BEGIN RECORDS SHOWN

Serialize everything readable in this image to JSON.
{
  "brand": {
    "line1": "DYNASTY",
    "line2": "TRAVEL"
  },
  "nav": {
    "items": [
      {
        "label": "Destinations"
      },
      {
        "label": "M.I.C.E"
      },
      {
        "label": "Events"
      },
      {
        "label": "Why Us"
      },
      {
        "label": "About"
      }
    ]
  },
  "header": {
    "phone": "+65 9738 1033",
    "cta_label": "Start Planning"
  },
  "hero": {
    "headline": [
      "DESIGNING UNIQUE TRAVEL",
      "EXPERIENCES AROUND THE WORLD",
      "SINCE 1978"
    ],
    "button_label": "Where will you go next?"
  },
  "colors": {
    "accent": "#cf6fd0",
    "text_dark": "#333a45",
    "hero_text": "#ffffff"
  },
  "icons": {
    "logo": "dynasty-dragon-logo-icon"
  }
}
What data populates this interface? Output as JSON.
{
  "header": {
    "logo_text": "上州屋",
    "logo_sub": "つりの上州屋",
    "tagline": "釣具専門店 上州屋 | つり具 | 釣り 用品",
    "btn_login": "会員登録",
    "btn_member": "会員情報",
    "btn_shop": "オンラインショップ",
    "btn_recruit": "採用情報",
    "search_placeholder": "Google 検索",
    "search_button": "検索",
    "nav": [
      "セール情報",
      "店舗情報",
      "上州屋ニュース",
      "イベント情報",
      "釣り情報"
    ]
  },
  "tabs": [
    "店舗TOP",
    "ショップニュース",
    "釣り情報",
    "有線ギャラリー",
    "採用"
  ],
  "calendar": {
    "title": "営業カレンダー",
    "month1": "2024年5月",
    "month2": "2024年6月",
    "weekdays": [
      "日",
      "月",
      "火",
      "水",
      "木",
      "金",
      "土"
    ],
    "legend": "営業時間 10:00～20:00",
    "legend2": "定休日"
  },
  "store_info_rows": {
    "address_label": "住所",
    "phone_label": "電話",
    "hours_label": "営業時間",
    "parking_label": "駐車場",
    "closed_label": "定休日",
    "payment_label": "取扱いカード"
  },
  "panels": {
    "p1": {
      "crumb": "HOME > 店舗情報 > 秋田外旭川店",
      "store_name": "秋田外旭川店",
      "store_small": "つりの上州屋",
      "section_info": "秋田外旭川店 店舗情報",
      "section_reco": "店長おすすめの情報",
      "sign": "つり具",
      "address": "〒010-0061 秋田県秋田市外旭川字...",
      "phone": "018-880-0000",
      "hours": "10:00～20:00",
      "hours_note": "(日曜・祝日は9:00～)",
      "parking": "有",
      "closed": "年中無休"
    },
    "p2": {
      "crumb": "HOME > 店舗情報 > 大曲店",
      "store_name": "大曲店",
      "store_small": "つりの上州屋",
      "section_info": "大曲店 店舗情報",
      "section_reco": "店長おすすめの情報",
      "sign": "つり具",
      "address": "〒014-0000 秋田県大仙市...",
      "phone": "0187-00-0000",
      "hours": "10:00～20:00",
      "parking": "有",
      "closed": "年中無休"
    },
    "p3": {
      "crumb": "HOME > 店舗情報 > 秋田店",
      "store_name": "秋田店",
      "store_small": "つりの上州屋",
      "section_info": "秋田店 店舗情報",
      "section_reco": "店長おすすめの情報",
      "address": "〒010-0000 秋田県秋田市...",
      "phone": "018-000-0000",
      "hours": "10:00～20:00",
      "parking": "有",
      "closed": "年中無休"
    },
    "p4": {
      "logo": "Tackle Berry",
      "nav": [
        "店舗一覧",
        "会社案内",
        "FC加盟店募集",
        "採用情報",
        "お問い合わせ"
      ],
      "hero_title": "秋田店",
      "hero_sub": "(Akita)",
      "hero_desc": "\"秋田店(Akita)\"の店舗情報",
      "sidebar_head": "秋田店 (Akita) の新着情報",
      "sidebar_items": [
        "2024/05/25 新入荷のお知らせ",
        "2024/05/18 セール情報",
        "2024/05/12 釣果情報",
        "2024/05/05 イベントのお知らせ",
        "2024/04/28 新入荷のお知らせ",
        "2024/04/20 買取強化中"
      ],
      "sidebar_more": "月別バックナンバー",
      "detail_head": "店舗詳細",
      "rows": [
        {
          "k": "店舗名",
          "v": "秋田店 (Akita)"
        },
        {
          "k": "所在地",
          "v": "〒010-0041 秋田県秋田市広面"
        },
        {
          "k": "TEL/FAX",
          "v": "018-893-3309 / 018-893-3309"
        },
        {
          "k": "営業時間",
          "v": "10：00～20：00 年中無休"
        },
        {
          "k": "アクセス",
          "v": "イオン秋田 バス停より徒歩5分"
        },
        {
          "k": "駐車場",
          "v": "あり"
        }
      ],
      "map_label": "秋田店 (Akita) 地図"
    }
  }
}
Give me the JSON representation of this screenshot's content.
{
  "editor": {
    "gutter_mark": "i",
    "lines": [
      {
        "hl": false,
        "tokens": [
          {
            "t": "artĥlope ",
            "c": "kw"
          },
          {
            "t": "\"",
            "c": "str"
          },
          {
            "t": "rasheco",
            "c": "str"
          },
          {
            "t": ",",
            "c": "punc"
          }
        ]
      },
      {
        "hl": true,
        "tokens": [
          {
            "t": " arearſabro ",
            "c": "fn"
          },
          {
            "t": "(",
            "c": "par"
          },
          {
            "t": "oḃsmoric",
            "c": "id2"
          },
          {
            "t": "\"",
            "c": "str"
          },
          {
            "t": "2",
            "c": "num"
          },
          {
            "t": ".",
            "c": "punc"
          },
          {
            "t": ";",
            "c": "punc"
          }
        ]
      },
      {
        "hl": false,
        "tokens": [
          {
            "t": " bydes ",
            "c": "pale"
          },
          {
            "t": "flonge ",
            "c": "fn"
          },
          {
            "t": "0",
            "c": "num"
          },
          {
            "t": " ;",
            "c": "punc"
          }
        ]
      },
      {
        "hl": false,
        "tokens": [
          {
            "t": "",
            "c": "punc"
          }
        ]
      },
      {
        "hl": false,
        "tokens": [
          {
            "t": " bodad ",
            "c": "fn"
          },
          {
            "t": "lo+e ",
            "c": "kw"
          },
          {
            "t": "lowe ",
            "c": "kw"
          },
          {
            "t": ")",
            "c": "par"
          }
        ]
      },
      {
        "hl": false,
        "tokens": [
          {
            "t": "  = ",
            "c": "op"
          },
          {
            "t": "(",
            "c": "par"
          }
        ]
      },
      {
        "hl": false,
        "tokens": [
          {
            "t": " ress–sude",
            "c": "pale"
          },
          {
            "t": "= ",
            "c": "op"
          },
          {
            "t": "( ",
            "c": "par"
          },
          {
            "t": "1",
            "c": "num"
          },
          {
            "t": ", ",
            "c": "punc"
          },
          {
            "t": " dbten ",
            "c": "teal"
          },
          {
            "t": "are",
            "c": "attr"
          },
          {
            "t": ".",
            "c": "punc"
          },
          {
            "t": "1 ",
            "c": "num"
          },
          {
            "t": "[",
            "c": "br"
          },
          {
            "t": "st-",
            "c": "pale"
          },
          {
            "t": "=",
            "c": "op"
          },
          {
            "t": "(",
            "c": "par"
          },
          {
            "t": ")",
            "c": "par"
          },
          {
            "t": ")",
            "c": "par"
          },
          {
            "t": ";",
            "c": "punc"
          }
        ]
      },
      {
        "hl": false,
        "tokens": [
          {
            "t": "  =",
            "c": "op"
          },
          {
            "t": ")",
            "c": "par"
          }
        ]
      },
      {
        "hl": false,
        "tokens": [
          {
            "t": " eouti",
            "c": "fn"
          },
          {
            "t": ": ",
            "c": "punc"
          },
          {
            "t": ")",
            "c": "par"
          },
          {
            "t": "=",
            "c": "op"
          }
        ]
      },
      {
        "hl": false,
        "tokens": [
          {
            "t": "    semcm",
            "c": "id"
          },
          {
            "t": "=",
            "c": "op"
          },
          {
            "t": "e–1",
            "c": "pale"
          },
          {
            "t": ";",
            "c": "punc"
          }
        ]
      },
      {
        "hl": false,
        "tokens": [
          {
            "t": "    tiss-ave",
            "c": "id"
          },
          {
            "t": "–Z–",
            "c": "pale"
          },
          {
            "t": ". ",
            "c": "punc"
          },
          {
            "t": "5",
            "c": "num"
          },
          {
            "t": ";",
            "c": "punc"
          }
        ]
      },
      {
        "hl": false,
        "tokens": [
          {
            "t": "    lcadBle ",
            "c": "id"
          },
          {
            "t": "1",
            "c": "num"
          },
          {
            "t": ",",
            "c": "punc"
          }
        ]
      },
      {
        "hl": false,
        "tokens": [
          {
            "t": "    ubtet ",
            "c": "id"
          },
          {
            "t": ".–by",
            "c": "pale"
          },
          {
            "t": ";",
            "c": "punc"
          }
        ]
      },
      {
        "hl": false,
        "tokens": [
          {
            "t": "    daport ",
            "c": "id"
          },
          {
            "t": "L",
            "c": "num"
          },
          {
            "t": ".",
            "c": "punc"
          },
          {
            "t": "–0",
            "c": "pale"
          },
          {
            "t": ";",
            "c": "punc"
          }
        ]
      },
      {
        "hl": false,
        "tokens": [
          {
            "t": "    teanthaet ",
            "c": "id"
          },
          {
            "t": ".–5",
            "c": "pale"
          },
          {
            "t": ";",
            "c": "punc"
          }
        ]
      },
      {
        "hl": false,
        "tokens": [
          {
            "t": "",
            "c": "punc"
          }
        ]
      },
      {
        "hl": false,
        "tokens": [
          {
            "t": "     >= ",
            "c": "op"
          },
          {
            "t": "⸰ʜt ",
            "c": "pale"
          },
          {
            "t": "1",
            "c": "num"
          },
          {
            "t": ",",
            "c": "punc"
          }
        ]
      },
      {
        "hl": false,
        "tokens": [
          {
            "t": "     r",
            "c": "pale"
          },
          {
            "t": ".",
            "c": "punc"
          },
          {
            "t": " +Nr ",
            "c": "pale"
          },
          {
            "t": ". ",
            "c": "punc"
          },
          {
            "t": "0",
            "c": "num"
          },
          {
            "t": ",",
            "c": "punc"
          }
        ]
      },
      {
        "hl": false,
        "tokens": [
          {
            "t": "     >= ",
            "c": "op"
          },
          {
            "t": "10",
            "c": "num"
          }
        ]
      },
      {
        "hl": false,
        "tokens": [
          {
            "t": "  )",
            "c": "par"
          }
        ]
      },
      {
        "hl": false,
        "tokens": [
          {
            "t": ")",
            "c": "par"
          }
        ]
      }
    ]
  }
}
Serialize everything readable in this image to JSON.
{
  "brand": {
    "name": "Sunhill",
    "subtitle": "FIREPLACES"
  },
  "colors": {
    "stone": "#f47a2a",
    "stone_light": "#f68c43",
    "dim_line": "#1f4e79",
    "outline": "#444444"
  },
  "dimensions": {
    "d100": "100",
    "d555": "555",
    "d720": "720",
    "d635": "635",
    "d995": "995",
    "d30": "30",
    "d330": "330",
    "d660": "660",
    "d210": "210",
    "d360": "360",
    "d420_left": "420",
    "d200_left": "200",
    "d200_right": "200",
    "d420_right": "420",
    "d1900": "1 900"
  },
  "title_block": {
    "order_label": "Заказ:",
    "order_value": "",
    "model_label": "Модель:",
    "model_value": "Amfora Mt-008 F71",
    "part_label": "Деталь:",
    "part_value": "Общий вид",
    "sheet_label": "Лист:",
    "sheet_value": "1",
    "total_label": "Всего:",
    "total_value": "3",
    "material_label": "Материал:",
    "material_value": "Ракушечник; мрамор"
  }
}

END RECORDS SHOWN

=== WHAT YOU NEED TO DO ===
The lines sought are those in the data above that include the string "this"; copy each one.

=== RESPONSE BOX ===
Serialize everything readable in this image to JSON.
What data populates this interface? Output as JSON.
Give me the JSON representation of this screenshot's content.
Serialize everything readable in this image to JSON.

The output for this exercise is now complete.